Changes in consumer behavior also affect energy consumption. The Reference case decline in energy use per capita results largely from gains in appliance efficiency, a shift in population from cooler to warmer regions, and an increase in vehicle efficiency standards combined with modest growth in travel per licensed driver. From 1970 through 2008, energy use dipped below 320 million British thermal units (Btu) per person for only a few years in the 1980s. In 2012, energy use per capita was about 300 million Btu, the lowest level since 1967; however, it has increased slightly since 2012. In the Reference case, energy use per capita in 2020 is below the 2012 level, and in 2040 it is 281 million Btu per capita. Efficiency gains in appliances reduce demand for electricity, and efficiency gains in the electric power sector also reduce overall energy intensity, as older, less efficient generators are retired as a result of slower growth in electricity demand, changing dispatch economics related to rising fuel prices, and stricter environmental regulations.

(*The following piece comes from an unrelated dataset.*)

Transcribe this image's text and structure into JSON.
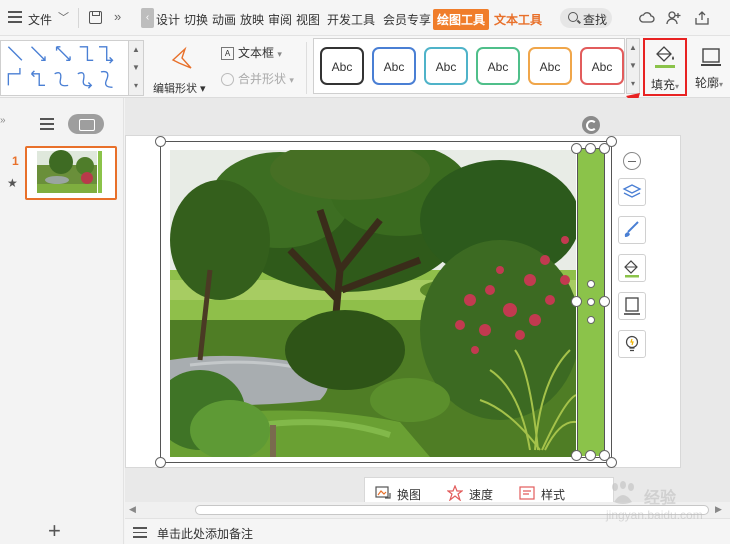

  1. The industrial sector includes manufacturing, agriculture, construction, and mining. The energy-intensive manufacturing sectors include food, paper, bulk chemicals, petroleum refining, glass, cement, steel, and aluminum.